> _What is expected_
Your job is to copy every line in the material containing the word "computer".

========================================

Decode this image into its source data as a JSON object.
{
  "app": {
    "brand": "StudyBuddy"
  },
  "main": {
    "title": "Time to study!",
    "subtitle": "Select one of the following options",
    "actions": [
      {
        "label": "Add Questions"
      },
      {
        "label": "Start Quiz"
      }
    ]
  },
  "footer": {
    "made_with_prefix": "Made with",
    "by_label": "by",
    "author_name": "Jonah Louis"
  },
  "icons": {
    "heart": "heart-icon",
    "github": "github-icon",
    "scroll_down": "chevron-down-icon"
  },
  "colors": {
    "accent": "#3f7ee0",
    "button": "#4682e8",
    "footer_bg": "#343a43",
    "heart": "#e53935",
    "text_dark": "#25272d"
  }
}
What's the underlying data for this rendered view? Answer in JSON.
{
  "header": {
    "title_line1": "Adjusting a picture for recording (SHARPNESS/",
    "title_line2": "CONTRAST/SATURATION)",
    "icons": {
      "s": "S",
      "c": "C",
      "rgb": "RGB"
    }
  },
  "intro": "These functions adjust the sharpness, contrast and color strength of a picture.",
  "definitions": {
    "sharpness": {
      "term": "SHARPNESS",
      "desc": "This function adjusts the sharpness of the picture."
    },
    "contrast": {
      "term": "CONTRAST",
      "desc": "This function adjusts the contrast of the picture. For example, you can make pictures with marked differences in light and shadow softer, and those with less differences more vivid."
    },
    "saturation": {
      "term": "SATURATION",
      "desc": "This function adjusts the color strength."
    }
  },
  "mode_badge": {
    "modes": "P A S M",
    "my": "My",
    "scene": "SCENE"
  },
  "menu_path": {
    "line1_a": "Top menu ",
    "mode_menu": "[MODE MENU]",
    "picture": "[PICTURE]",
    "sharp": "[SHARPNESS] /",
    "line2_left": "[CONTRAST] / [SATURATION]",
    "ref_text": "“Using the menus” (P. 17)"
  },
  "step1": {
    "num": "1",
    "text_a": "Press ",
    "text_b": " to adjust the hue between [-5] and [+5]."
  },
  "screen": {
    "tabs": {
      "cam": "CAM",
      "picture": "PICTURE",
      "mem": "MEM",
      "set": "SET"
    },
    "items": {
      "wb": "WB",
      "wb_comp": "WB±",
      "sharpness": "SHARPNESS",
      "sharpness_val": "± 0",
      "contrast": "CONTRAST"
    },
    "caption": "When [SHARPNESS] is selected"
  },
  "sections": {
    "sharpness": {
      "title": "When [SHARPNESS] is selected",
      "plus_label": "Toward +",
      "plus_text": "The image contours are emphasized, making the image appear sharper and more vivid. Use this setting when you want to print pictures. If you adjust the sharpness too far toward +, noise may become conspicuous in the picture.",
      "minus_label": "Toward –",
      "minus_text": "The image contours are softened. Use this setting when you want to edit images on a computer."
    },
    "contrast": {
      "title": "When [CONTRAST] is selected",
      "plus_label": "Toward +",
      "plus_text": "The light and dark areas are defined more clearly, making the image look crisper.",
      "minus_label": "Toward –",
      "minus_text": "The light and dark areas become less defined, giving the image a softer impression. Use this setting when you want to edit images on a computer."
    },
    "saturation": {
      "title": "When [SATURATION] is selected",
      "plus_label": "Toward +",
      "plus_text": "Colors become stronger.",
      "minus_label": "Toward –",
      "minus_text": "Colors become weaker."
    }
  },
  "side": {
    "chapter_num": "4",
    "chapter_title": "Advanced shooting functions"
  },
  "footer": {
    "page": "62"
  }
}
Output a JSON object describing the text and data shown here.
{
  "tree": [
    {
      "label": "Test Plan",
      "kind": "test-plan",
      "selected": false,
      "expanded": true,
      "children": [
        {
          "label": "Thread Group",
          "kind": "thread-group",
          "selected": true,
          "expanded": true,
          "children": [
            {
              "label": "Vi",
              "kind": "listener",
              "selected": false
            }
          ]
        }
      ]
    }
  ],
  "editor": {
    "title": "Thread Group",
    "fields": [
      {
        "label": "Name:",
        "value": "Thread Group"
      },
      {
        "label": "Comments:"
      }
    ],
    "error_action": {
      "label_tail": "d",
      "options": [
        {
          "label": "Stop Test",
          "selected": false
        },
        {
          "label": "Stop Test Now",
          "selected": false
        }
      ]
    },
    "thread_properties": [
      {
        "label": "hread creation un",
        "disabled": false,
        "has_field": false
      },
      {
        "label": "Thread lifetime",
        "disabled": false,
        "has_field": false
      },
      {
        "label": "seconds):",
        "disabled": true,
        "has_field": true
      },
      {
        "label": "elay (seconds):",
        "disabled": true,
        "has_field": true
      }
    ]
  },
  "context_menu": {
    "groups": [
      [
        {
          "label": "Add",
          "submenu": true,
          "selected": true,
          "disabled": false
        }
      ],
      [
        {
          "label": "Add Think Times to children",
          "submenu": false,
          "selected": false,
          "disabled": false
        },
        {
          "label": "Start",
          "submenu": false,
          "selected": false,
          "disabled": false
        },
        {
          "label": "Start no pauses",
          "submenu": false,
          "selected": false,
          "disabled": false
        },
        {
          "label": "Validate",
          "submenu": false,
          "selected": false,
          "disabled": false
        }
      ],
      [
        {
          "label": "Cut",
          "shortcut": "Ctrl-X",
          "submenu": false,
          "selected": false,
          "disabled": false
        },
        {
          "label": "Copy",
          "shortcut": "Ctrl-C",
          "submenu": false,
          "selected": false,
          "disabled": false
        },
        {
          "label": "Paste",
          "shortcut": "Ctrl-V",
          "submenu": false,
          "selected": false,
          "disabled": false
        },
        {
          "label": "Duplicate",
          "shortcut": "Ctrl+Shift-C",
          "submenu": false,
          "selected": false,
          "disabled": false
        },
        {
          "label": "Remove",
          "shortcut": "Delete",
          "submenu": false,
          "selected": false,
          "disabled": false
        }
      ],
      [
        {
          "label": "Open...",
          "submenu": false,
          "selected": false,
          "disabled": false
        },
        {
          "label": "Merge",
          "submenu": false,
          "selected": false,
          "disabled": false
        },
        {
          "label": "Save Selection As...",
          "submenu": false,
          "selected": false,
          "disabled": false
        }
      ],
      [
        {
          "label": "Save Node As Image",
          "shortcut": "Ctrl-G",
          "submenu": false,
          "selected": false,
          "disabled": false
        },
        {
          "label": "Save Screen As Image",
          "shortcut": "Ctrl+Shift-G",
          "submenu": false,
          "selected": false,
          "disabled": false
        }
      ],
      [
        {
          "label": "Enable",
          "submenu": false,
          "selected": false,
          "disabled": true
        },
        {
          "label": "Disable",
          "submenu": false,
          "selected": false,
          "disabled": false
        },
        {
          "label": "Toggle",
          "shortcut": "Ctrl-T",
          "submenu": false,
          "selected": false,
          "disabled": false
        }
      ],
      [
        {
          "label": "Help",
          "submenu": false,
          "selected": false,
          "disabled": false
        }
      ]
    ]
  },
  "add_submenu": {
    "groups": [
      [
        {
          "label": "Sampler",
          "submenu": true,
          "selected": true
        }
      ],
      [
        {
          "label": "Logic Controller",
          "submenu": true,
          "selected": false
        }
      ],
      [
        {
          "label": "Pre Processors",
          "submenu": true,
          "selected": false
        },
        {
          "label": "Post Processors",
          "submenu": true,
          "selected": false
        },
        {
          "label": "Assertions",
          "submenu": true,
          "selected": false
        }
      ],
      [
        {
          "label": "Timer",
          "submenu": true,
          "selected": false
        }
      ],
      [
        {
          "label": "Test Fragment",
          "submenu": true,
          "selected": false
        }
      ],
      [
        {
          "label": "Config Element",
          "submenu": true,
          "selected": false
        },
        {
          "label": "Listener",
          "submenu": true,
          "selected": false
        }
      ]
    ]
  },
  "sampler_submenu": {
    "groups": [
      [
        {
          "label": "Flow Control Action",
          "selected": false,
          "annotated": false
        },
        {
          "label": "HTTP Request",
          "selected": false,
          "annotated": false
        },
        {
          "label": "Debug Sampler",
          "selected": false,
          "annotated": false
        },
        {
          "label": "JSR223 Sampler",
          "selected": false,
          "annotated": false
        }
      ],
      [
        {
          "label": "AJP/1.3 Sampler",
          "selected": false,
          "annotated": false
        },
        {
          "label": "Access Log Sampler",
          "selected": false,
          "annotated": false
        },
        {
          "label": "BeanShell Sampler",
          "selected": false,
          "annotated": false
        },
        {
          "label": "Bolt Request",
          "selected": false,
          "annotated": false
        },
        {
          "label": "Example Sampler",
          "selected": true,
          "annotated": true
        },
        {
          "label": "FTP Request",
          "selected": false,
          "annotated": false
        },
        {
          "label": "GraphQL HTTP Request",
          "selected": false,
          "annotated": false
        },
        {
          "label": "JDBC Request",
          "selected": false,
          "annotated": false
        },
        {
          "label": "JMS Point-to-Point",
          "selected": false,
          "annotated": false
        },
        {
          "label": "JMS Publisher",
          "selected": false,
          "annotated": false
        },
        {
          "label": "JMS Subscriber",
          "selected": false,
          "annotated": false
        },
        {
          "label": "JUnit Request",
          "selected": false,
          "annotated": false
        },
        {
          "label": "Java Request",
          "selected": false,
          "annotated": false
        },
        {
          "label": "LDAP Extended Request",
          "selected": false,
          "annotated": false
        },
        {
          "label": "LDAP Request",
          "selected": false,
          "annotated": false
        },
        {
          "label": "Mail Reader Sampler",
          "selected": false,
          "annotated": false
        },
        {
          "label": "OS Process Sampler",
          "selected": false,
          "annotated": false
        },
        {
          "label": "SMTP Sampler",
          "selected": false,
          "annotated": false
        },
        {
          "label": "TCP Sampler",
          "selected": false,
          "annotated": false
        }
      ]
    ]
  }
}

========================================

> _Solved problem_
      "minus_text": "The image contours are softened. Use this setting when you want to edit images on a computer."
      "minus_text": "The light and dark areas become less defined, giving the image a softer impression. Use this setting when you want to edit images on a computer."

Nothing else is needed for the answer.